If program parts running in parallel keep interfering with each other, you may have a race condition. Mike Schilli shows how to instruct the Go compiler to detect these conditions and how to avoid them in the first place.
If programmers are not careful, program parts that are running in parallel will constantly get in each other’s way, whether as processes, threads, or goroutines. If you leave the order in which system components read or modify data to chance, you are adding time bombs to your code. They will blow up sooner or later, leaving you with runtime errors that are difficult to troubleshoot. But how do you avoid them?
The common assumption that components will run in the same order that a program calls them is a fallacy – one easily refuted with an example such as in Listing 1. But coincidence can also be a factor. It is quite possible for something to work once but then crash after a small, and often unrelated, change to the code. The load on the system you are using can also play a role: Something may work flawlessly in slack times but fall apart unexpectedly under a heavy load.

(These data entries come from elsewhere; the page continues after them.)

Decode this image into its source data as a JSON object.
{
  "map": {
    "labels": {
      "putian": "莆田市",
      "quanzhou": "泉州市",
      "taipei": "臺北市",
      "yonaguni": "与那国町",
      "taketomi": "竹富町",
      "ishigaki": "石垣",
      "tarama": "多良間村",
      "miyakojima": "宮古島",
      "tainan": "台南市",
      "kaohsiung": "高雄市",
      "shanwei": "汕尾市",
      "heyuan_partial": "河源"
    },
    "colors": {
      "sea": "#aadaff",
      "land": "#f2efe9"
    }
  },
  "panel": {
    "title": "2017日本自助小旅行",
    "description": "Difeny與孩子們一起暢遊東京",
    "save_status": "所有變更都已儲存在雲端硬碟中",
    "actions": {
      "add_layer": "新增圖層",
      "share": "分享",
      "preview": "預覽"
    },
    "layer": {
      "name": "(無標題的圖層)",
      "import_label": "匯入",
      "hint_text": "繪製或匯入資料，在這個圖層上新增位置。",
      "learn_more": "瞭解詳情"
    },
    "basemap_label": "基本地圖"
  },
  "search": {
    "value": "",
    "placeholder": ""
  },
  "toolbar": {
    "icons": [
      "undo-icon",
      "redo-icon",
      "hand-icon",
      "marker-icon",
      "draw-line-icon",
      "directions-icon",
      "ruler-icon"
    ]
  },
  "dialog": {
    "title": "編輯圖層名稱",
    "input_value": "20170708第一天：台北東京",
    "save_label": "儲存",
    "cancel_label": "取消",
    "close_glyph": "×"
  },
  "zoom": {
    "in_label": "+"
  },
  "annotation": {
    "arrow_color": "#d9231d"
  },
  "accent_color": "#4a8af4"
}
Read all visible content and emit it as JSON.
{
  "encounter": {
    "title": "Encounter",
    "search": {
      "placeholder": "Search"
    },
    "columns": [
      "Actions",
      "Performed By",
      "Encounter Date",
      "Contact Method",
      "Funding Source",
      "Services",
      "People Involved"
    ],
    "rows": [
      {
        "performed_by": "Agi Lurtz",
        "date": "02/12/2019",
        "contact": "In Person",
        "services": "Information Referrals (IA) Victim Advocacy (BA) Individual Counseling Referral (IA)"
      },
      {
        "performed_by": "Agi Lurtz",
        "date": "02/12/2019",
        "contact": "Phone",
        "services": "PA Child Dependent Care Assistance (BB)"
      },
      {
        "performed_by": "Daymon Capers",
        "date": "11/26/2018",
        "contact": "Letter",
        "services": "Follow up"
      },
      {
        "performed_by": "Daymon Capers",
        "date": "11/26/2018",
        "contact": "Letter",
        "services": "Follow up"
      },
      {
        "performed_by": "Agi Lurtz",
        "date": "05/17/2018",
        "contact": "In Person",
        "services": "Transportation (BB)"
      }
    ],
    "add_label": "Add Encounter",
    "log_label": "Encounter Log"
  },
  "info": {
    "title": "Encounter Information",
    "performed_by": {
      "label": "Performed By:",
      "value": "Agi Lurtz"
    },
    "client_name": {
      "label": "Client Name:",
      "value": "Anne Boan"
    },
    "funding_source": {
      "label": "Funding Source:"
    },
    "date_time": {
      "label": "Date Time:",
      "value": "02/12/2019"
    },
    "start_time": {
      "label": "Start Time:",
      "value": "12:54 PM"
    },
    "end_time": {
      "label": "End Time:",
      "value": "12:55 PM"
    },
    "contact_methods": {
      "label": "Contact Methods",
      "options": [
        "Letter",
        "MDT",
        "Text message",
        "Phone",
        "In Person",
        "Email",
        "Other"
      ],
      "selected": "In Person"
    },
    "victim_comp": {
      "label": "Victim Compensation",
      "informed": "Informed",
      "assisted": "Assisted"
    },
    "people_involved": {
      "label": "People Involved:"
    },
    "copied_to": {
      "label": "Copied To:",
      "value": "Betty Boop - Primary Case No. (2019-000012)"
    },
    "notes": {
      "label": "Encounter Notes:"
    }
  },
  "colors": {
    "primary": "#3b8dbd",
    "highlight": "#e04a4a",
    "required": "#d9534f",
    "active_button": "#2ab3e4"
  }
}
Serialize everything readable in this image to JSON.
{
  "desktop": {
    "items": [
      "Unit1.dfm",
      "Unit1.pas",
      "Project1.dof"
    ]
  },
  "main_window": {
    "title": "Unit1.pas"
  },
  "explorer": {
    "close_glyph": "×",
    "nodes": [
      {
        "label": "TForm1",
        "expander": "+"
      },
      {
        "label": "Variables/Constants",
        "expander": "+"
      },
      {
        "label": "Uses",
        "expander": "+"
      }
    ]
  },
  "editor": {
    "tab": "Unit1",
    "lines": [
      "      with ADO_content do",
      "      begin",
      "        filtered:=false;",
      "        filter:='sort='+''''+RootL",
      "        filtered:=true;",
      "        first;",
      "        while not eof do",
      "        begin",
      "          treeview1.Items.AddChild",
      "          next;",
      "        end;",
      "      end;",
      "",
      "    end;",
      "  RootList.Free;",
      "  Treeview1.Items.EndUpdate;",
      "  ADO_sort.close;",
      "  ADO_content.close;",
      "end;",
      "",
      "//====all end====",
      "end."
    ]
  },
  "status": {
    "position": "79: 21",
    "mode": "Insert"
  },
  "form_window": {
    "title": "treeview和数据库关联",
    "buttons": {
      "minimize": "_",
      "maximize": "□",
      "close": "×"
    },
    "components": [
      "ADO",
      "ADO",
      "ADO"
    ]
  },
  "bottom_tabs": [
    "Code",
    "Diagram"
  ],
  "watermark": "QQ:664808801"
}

The fact that unsynchronized goroutines do not run in the order in which they are defined, even if the program starts them one after the other, is nicely illustrated by Listing 1  and the output in the upper part of Figure 1. Although the
for loop starts goroutine
2, and so on, as defined by the index numbers in
i, the upper part of Figure 1 makes it clear from the compiled program’s output that chaos reigns, and the goroutines write their messages to the output as a wildly confusing mess.
Use Express-Checkout link below to read the full article (PDF).